**DATA SHOWN**:

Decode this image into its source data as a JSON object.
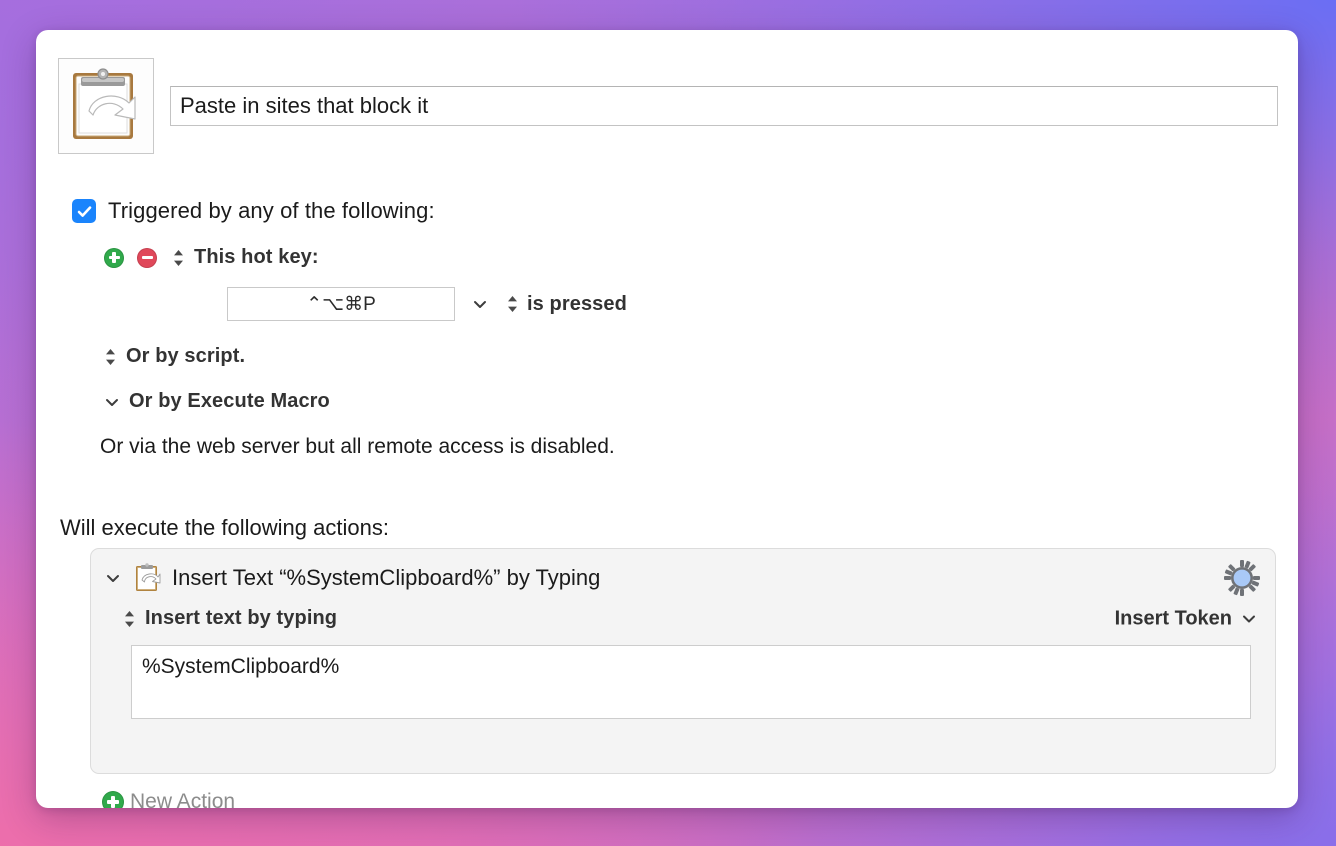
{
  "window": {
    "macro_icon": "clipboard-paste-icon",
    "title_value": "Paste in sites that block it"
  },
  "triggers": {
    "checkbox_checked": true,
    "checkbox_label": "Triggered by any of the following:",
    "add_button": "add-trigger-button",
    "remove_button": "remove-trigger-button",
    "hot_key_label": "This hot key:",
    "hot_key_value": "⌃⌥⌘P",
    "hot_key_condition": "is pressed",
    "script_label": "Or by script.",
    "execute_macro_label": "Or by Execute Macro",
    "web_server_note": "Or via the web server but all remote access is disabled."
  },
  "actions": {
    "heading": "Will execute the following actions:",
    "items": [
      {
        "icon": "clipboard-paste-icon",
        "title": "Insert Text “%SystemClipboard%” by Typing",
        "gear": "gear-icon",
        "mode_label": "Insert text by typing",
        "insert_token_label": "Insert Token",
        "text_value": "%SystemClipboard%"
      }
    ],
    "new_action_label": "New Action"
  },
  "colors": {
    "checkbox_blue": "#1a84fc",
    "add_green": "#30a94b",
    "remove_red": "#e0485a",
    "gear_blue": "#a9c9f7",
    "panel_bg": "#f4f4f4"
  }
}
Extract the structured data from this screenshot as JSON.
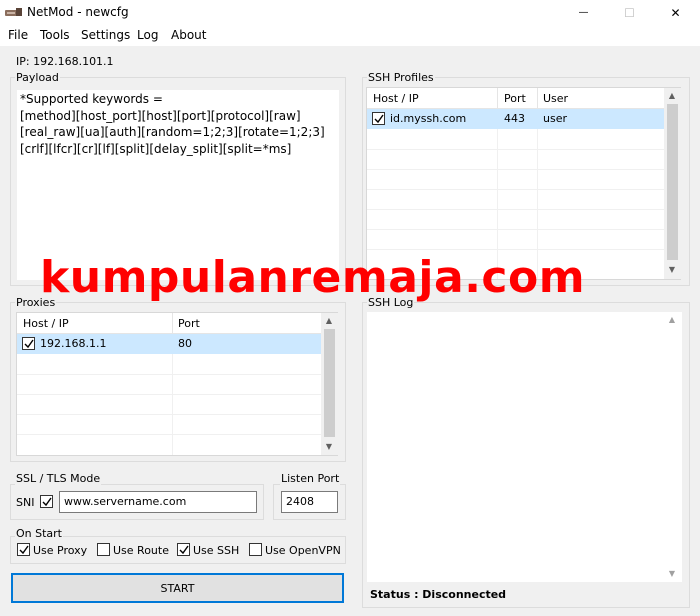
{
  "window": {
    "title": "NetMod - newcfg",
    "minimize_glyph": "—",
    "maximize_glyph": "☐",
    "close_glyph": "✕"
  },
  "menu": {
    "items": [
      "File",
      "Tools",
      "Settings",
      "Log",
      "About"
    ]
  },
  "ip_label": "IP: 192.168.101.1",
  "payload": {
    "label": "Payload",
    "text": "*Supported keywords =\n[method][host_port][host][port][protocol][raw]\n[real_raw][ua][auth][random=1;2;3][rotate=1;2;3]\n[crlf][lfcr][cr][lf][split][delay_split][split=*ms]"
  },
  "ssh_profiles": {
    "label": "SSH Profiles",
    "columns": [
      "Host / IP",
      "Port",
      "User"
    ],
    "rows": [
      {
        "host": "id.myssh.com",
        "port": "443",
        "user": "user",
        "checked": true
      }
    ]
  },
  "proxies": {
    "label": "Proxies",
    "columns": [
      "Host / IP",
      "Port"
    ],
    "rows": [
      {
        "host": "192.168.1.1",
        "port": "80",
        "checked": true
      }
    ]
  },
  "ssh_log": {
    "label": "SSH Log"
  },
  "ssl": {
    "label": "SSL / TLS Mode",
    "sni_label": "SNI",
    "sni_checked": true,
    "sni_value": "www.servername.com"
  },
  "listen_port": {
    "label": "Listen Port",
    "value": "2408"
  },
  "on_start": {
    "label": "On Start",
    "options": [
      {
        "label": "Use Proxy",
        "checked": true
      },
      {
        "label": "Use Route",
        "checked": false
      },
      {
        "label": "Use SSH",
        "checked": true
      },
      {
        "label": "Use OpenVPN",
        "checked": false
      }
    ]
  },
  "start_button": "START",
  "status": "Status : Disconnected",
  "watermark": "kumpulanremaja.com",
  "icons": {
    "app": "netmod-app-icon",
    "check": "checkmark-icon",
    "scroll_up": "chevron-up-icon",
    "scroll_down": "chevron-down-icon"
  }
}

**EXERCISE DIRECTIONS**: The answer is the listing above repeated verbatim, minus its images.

**WRITTEN RESPONSE**:
Decode this image into its source data as a JSON object.
{
  "window": {
    "macro_icon": "clipboard-paste-icon",
    "title_value": "Paste in sites that block it"
  },
  "triggers": {
    "checkbox_checked": true,
    "checkbox_label": "Triggered by any of the following:",
    "add_button": "add-trigger-button",
    "remove_button": "remove-trigger-button",
    "hot_key_label": "This hot key:",
    "hot_key_value": "⌃⌥⌘P",
    "hot_key_condition": "is pressed",
    "script_label": "Or by script.",
    "execute_macro_label": "Or by Execute Macro",
    "web_server_note": "Or via the web server but all remote access is disabled."
  },
  "actions": {
    "heading": "Will execute the following actions:",
    "items": [
      {
        "icon": "clipboard-paste-icon",
        "title": "Insert Text “%SystemClipboard%” by Typing",
        "gear": "gear-icon",
        "mode_label": "Insert text by typing",
        "insert_token_label": "Insert Token",
        "text_value": "%SystemClipboard%"
      }
    ],
    "new_action_label": "New Action"
  },
  "colors": {
    "checkbox_blue": "#1a84fc",
    "add_green": "#30a94b",
    "remove_red": "#e0485a",
    "gear_blue": "#a9c9f7",
    "panel_bg": "#f4f4f4"
  }
}
Extract the structured data from this screenshot as JSON.
{
  "window": {
    "title": "NetMod - newcfg",
    "minimize_glyph": "—",
    "maximize_glyph": "☐",
    "close_glyph": "✕"
  },
  "menu": {
    "items": [
      "File",
      "Tools",
      "Settings",
      "Log",
      "About"
    ]
  },
  "ip_label": "IP: 192.168.101.1",
  "payload": {
    "label": "Payload",
    "text": "*Supported keywords =\n[method][host_port][host][port][protocol][raw]\n[real_raw][ua][auth][random=1;2;3][rotate=1;2;3]\n[crlf][lfcr][cr][lf][split][delay_split][split=*ms]"
  },
  "ssh_profiles": {
    "label": "SSH Profiles",
    "columns": [
      "Host / IP",
      "Port",
      "User"
    ],
    "rows": [
      {
        "host": "id.myssh.com",
        "port": "443",
        "user": "user",
        "checked": true
      }
    ]
  },
  "proxies": {
    "label": "Proxies",
    "columns": [
      "Host / IP",
      "Port"
    ],
    "rows": [
      {
        "host": "192.168.1.1",
        "port": "80",
        "checked": true
      }
    ]
  },
  "ssh_log": {
    "label": "SSH Log"
  },
  "ssl": {
    "label": "SSL / TLS Mode",
    "sni_label": "SNI",
    "sni_checked": true,
    "sni_value": "www.servername.com"
  },
  "listen_port": {
    "label": "Listen Port",
    "value": "2408"
  },
  "on_start": {
    "label": "On Start",
    "options": [
      {
        "label": "Use Proxy",
        "checked": true
      },
      {
        "label": "Use Route",
        "checked": false
      },
      {
        "label": "Use SSH",
        "checked": true
      },
      {
        "label": "Use OpenVPN",
        "checked": false
      }
    ]
  },
  "start_button": "START",
  "status": "Status : Disconnected",
  "watermark": "kumpulanremaja.com",
  "icons": {
    "app": "netmod-app-icon",
    "check": "checkmark-icon",
    "scroll_up": "chevron-up-icon",
    "scroll_down": "chevron-down-icon"
  }
}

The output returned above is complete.